▽

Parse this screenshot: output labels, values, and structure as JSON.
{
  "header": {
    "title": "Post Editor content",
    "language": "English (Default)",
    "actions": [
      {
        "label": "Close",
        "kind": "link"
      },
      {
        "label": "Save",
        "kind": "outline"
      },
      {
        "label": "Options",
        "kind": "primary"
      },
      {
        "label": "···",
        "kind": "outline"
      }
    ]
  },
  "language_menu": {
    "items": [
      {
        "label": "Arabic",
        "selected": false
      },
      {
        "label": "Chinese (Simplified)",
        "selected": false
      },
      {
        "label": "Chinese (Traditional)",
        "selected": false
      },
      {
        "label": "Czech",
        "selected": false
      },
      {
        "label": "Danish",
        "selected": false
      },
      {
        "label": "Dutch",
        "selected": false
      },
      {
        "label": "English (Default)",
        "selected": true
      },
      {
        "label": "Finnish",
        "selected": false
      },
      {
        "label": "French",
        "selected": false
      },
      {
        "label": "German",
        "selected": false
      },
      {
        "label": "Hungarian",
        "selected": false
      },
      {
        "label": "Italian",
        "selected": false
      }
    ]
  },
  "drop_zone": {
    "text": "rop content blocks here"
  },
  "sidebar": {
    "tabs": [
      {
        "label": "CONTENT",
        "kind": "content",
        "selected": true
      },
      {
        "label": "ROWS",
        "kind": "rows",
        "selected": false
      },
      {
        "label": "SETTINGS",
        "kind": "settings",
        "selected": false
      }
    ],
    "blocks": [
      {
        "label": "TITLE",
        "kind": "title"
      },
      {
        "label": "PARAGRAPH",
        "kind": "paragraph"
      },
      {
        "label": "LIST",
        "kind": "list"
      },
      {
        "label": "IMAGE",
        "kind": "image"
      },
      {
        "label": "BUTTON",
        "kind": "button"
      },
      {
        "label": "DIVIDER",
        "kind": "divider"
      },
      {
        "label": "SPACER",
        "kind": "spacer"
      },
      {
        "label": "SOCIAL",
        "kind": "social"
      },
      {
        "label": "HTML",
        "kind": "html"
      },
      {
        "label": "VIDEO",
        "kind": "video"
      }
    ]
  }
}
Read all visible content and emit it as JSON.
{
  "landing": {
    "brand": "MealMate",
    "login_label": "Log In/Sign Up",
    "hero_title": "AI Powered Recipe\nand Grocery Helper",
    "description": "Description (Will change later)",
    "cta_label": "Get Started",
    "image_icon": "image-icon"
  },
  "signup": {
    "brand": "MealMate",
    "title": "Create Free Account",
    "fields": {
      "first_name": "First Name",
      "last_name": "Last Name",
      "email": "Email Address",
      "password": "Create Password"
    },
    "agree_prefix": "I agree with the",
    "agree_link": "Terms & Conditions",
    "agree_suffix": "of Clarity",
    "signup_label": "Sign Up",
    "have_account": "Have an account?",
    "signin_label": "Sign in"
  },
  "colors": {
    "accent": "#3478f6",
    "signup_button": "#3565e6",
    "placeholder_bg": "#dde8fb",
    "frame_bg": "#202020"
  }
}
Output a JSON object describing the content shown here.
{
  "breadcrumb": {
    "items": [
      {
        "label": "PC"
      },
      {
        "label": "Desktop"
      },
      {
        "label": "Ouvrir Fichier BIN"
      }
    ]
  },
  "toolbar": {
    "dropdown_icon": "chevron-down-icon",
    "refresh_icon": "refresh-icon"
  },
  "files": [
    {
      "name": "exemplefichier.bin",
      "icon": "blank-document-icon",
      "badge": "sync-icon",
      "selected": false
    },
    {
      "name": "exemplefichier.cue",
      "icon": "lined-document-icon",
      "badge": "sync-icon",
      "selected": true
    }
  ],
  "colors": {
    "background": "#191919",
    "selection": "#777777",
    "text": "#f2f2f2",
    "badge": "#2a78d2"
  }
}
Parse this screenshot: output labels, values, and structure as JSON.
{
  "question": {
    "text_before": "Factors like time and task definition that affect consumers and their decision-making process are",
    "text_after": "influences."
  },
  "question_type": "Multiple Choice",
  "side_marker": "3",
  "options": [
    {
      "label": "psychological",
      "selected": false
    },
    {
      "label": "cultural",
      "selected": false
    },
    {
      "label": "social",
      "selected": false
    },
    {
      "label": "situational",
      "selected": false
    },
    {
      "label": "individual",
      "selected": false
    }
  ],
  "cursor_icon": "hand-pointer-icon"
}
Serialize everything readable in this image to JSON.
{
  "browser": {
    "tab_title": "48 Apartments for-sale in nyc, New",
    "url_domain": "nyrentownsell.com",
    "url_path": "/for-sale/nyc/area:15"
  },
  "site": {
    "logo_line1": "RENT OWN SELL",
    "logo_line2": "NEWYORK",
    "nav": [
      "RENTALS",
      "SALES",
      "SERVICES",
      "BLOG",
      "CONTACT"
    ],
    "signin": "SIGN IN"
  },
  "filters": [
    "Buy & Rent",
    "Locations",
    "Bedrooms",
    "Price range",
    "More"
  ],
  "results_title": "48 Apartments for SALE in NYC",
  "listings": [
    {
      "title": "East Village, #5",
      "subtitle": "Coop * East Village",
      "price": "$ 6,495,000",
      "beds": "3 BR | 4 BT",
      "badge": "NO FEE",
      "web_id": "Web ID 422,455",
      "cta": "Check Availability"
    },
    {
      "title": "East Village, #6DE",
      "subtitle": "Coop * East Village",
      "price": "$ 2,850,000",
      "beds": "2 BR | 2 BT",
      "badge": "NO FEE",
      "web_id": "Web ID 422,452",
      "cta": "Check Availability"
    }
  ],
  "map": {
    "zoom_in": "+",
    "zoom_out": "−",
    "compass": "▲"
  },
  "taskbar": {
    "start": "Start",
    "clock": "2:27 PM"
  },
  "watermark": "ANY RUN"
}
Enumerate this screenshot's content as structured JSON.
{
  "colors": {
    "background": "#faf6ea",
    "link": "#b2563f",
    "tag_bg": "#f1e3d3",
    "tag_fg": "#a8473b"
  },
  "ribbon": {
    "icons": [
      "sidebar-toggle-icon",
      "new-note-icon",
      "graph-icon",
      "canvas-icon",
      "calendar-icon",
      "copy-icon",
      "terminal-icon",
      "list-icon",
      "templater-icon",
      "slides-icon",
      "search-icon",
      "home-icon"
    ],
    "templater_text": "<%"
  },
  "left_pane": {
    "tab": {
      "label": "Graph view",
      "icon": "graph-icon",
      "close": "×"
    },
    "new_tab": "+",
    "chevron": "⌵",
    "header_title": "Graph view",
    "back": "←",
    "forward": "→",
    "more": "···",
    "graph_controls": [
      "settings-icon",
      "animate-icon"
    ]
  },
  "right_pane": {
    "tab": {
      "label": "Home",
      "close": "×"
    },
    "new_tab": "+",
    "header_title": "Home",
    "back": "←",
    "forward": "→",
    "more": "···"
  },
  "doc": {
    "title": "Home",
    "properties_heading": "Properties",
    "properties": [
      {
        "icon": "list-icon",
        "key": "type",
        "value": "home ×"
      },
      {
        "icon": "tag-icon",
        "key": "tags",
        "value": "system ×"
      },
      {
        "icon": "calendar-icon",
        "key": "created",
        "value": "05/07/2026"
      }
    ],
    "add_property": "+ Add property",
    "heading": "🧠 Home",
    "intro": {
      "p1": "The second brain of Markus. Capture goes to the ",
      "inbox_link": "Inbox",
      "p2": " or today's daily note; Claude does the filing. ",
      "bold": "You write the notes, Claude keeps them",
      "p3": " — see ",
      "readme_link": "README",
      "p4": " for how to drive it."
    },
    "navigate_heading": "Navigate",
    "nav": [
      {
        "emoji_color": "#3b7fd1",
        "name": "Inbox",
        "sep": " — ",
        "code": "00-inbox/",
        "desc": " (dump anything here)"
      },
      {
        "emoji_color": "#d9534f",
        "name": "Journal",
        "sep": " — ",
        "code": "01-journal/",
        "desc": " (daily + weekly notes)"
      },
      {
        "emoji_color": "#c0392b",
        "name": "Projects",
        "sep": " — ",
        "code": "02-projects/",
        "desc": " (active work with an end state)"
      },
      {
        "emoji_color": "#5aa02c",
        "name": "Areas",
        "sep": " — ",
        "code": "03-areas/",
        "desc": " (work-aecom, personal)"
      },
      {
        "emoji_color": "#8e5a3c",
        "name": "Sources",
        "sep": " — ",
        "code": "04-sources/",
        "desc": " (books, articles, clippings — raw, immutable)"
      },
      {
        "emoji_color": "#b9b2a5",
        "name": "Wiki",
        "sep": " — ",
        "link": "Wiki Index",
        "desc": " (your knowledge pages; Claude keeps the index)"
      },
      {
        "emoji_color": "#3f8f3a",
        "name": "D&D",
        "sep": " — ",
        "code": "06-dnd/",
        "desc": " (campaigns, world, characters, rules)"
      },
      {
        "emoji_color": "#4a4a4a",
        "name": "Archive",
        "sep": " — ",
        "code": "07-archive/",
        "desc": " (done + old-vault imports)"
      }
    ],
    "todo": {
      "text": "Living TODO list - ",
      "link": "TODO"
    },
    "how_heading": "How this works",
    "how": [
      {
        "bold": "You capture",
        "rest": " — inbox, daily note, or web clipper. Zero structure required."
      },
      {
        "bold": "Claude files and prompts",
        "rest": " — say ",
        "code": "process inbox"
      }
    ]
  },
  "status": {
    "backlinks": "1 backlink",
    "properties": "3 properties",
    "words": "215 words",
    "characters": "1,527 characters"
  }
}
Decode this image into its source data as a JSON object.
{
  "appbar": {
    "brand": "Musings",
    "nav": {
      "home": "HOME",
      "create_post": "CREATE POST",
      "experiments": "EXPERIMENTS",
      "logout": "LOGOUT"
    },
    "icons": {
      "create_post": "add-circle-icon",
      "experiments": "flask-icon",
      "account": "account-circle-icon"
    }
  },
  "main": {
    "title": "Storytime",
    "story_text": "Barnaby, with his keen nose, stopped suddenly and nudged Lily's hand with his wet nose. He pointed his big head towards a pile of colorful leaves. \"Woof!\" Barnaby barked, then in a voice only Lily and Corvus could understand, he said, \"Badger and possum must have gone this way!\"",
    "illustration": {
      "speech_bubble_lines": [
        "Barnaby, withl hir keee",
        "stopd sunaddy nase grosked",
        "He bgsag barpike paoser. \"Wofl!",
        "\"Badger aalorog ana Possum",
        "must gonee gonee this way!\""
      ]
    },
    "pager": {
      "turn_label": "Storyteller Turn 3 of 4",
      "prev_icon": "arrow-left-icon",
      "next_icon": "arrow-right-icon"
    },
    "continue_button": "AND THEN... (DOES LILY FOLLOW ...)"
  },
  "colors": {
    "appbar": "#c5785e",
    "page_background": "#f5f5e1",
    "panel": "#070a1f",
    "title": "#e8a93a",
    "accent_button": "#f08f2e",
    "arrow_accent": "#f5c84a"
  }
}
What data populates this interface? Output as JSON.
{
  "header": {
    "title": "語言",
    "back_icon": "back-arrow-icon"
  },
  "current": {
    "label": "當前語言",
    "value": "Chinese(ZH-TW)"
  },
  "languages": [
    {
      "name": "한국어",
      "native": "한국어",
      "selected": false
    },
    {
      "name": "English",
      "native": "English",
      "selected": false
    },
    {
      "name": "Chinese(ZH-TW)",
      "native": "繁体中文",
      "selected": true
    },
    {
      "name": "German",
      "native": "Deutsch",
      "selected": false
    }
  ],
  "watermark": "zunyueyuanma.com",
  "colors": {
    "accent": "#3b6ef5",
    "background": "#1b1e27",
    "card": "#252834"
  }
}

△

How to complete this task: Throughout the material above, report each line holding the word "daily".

Expected output:
      "p2": " or today's daily note; Claude does the filing. ",
        "desc": " (daily + weekly notes)"
        "rest": " — inbox, daily note, or web clipper. Zero structure required."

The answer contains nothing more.